■ **ABOUT THIS EXERCISE**
Copy every entry exactly as it stands, though any image it holds should stay out of the copy.

-------- EXERCISE INPUT --------

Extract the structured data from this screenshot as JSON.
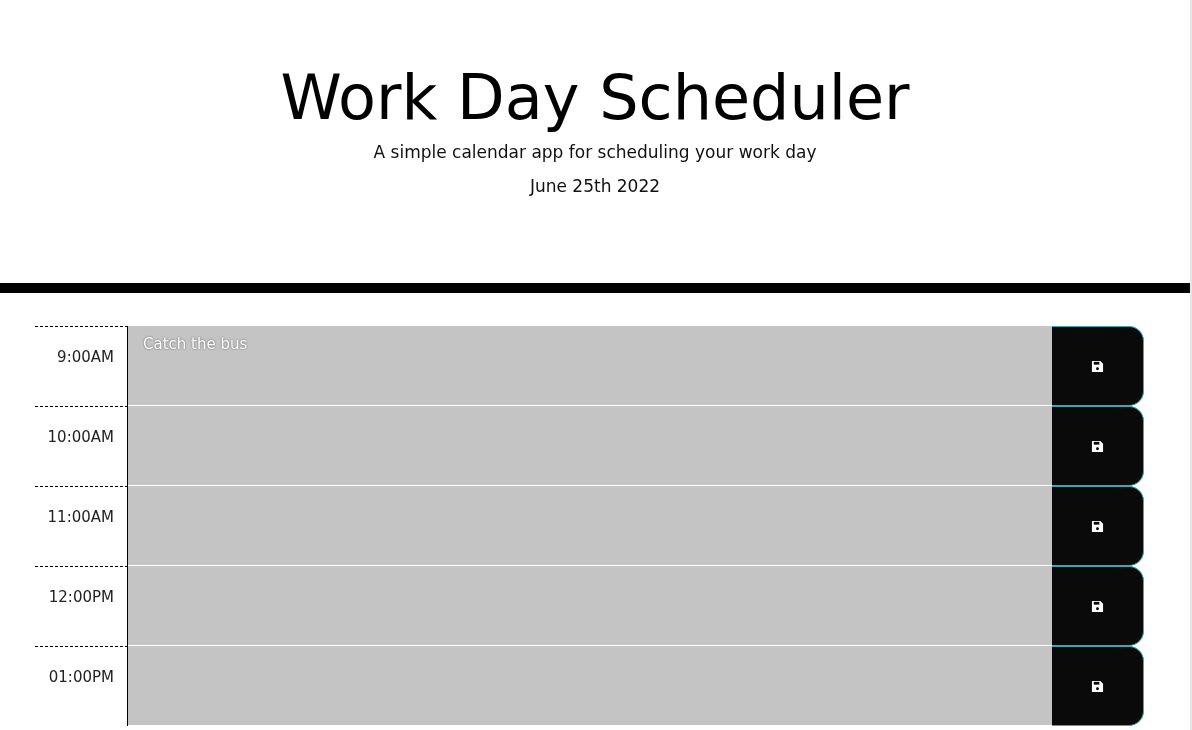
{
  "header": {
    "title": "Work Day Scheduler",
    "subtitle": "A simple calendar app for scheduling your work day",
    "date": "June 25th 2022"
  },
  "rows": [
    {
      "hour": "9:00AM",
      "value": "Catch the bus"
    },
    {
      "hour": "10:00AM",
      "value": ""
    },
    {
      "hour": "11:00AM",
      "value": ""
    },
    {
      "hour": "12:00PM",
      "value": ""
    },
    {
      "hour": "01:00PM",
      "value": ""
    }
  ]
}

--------

■ **SOLUTION TO THE EXERCISE**
Extract the structured data from this screenshot as JSON.
{
  "header": {
    "title": "Work Day Scheduler",
    "subtitle": "A simple calendar app for scheduling your work day",
    "date": "June 25th 2022"
  },
  "rows": [
    {
      "hour": "9:00AM",
      "value": "Catch the bus"
    },
    {
      "hour": "10:00AM",
      "value": ""
    },
    {
      "hour": "11:00AM",
      "value": ""
    },
    {
      "hour": "12:00PM",
      "value": ""
    },
    {
      "hour": "01:00PM",
      "value": ""
    }
  ]
}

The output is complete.